Carbon Monoxide Legislation
Don't let the beep steal your sleep! Remember the law, it's time to replace your CO alarms.
Carbon monoxide poisoning is a scary thought, but homeowners can take simple steps to help ensure they will be alerted to emergency situations with the installation and maintenance of CO alarms.
State and local governments across the U.S. have recognized the importance of CO alarms and have created legislation to help increase the number of CO alarms in homes across the country.
In 2011, 48 states across the nation adopted new building codes that made it the law that all one and two-family homes must have carbon monoxide alarms. However, CO legislation goes beyond 2011, in total, 47 U.S. states have passed legislation requiring carbon monoxide alarms in homes.
There are multiple different types of carbon monoxide alarms that can be installed in your home. The most common is the alarms that plug in straight into your wall (CO605). First Alert also offers a portable carbon monoxide alarm that has a 10-year battery and a digital temperature display (CO710). This alarm is perfect for any living area or bedroom, and can be placed on a shelf, coffee table, or can even be mounted on the wall. You can also get combination smoke and CO alarms. These alarms are mounted high on a wall or on the ceiling. Contrary to popular belief, carbon monoxide alarms are still just as effective when mounted in these places. With so many options of alarms, there is no reason not to have CO alarms installed in your home.

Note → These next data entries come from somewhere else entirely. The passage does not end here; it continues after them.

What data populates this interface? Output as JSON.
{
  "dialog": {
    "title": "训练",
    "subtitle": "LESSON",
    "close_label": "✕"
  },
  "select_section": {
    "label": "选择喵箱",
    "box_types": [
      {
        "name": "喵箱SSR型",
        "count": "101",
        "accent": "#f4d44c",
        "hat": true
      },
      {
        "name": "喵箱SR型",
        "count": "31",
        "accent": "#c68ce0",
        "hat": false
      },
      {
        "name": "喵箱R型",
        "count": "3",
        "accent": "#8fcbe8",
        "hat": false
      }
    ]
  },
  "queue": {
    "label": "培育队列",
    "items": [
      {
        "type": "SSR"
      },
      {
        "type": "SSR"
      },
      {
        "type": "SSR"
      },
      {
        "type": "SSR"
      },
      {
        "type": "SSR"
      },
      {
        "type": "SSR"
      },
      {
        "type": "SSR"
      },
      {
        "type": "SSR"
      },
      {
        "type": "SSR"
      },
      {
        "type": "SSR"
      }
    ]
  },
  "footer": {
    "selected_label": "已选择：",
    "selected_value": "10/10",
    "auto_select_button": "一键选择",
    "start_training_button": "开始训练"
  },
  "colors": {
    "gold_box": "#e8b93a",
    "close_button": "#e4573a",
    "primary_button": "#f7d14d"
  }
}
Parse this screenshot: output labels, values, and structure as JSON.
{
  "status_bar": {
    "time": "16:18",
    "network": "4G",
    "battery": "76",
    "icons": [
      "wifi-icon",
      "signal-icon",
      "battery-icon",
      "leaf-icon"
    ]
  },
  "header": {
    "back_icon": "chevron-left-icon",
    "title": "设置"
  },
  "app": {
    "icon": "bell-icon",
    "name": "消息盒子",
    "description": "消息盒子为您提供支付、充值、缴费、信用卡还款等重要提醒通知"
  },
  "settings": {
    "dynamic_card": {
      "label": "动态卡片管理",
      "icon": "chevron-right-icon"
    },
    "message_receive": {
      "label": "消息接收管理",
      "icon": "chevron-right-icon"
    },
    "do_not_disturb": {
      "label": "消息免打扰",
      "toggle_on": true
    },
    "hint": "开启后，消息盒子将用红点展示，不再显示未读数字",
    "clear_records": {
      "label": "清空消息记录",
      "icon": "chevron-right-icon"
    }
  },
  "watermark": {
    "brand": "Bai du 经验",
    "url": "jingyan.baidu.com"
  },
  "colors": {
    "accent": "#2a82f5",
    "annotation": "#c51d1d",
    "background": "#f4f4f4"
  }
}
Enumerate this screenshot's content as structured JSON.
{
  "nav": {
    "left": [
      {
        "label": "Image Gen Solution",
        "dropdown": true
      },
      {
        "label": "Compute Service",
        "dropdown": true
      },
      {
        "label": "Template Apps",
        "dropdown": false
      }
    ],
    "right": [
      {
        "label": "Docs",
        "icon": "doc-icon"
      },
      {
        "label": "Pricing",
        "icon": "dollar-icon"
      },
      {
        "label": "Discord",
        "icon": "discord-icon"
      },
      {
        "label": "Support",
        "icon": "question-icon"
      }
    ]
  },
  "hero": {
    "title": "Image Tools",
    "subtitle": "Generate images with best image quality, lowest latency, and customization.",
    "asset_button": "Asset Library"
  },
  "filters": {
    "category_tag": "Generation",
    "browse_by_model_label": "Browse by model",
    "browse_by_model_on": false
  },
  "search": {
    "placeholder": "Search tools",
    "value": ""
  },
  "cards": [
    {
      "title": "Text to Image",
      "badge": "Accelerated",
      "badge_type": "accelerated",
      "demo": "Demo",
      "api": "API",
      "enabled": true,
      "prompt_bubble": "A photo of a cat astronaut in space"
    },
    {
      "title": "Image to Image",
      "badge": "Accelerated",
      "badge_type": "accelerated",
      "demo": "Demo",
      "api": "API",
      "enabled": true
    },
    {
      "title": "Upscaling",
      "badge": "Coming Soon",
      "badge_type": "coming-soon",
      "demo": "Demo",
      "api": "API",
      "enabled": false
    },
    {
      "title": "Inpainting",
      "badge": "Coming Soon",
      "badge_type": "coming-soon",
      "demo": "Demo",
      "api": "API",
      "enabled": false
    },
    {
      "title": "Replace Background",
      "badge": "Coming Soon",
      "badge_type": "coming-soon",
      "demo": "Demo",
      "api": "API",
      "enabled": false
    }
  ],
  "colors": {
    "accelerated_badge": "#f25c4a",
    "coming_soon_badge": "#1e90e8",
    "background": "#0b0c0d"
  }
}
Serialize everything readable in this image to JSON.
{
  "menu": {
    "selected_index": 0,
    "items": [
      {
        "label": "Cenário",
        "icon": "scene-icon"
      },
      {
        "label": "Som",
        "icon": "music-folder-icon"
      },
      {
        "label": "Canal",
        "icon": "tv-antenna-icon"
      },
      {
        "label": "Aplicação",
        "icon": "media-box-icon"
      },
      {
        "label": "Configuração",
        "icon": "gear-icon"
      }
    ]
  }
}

Plug-In CO Alarms
Portable CO Alarms
It is important to install CO alarms on every level and in every bedroom of your home. Carbon monoxide can leak from various sources around your house, so it is critical you have multiple alarms around your house for extra safety. It is recommended that you have at least one carbon monoxide alarm on every level of the house and in every bedroom or sleeping area. Having multiple alarms placed in the home is important to ensure the carbon monoxide emergency can be detected as soon as possible, no matter where the leak originates, and that all family members can be alerted in a timely manner.
Just remember that alarms don’t last forever. You must regularly test and replace batteries in your alarm to make sure they are working properly. Also, your carbon monoxide alarm has an average lifespan of 5 to 10 years, so you must replace the whole alarm at the end of its life.